[DATA RECORDS — start]

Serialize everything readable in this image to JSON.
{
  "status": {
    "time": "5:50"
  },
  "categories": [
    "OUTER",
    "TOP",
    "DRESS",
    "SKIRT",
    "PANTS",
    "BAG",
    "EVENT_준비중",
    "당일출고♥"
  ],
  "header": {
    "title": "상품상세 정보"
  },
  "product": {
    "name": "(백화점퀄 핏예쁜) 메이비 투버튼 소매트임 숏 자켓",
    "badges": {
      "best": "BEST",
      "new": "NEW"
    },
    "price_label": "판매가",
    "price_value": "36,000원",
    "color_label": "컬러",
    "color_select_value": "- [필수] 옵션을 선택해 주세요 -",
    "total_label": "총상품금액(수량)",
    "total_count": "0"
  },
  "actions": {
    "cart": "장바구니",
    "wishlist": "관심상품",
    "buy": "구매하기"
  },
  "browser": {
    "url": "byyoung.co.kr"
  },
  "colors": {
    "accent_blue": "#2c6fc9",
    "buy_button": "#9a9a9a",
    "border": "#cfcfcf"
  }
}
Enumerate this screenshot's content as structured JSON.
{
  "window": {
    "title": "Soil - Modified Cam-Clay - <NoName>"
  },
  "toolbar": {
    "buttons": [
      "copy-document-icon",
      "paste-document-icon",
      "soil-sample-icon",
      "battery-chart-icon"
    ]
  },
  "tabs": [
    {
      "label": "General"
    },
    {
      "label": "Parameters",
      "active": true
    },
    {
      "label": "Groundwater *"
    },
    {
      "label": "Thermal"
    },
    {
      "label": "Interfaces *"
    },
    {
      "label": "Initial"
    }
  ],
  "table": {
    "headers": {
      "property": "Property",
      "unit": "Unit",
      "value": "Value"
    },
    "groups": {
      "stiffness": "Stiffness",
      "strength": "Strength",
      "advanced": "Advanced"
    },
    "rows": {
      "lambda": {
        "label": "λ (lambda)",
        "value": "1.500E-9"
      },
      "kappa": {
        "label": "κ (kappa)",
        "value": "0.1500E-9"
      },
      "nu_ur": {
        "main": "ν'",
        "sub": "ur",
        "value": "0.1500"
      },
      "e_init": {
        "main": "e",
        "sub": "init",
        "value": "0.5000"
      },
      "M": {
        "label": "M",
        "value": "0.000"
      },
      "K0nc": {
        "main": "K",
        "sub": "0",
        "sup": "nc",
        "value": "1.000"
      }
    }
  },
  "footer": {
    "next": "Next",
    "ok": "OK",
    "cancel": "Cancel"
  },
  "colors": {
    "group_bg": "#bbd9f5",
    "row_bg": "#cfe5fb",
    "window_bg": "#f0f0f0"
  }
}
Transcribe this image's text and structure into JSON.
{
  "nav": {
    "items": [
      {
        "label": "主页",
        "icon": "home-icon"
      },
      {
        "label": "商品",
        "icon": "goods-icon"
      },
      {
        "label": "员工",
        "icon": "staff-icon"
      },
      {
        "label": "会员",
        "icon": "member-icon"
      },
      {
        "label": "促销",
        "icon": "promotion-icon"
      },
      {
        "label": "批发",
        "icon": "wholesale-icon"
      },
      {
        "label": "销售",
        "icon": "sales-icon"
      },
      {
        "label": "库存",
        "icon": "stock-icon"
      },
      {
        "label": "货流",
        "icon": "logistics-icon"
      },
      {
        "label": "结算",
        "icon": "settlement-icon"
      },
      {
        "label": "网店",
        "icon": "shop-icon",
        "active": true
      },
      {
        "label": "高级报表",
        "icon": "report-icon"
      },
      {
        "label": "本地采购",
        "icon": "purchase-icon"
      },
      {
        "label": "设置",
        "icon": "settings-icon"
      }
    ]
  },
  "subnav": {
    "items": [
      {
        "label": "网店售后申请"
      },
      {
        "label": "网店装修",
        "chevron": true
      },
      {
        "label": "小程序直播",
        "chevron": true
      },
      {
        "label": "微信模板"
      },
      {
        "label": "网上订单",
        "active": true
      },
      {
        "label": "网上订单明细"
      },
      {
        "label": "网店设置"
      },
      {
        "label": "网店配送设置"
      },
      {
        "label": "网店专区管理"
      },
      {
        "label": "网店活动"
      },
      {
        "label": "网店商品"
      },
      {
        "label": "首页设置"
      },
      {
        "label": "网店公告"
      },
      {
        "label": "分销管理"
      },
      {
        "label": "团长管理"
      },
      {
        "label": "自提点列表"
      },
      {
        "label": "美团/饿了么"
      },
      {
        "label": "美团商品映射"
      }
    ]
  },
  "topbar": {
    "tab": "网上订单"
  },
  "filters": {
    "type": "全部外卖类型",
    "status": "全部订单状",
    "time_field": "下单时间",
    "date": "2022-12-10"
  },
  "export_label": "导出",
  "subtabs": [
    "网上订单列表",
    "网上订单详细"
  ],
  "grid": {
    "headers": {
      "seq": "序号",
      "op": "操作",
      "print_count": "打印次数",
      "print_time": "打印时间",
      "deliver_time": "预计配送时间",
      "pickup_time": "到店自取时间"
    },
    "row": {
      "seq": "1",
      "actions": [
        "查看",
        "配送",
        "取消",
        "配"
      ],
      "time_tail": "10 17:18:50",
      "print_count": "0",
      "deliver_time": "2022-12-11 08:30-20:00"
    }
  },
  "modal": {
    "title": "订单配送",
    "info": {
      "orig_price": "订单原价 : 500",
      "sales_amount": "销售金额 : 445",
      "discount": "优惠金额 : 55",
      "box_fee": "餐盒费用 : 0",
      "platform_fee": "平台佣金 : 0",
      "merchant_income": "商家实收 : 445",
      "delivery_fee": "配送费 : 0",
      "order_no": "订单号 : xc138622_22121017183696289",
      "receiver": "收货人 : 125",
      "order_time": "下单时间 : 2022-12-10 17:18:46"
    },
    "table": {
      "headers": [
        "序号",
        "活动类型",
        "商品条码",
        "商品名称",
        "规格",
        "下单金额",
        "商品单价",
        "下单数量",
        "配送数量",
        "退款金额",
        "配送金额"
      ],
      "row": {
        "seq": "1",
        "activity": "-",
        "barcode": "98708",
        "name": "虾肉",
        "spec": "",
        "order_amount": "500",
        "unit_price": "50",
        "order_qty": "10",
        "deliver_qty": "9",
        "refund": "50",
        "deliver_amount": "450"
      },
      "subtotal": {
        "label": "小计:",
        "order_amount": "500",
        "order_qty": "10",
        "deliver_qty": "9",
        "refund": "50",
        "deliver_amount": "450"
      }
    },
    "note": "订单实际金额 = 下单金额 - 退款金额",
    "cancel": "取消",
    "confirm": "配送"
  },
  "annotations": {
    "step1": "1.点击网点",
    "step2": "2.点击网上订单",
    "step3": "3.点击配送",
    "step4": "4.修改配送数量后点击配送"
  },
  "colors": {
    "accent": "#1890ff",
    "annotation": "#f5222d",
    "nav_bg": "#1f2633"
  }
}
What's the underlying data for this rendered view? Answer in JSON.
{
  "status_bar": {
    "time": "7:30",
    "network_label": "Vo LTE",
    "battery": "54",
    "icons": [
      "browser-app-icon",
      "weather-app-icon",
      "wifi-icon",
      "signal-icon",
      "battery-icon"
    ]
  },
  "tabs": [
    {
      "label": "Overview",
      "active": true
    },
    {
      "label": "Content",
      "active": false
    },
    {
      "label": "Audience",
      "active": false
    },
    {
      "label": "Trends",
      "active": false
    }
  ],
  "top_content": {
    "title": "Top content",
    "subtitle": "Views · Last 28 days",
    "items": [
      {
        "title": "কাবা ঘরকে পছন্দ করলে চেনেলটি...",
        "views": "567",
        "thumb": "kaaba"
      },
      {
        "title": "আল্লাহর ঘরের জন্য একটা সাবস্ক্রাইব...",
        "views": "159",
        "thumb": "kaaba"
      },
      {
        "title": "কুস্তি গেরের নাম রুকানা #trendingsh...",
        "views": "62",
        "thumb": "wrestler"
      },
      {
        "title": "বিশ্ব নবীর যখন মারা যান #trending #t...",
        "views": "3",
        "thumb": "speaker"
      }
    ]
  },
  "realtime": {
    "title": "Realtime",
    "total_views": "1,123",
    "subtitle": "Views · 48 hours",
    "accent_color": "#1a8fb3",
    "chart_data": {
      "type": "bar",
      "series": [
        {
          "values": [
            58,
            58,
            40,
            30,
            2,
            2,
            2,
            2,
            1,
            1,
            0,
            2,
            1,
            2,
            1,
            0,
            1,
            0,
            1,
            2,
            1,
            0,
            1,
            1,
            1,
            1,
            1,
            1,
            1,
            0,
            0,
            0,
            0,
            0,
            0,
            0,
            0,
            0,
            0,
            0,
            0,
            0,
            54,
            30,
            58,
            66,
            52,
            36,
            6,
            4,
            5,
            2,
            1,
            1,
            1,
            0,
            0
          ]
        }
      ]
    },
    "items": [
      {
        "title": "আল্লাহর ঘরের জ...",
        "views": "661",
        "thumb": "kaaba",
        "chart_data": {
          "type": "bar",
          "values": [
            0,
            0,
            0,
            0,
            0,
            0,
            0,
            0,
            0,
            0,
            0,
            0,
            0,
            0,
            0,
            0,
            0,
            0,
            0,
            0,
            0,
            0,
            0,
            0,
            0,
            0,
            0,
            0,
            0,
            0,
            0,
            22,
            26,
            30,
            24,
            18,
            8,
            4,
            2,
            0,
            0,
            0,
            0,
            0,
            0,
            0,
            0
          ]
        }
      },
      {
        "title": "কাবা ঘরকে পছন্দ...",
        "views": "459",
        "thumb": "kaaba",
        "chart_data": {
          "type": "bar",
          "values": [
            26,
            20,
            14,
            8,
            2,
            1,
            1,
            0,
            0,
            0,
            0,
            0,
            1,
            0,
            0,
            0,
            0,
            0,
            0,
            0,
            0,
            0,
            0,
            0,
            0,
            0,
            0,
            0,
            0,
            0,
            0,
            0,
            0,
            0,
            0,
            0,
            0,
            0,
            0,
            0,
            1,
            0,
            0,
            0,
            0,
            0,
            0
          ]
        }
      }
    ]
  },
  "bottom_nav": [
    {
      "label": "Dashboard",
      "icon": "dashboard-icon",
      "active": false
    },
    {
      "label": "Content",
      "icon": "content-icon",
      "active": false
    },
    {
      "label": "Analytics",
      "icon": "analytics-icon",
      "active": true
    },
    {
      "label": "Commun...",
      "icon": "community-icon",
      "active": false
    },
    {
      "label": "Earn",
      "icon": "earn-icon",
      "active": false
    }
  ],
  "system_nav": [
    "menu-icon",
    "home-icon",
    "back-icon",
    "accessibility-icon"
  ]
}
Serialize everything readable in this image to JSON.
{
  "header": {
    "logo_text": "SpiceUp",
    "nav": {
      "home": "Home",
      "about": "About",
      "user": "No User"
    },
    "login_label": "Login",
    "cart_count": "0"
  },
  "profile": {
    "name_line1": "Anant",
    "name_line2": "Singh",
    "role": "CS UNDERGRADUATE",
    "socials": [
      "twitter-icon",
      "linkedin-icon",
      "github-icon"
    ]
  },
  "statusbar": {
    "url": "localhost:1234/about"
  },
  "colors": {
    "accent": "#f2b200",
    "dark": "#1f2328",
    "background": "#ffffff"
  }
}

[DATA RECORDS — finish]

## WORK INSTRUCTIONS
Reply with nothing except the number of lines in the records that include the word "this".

## EXERCISE ANSWER
5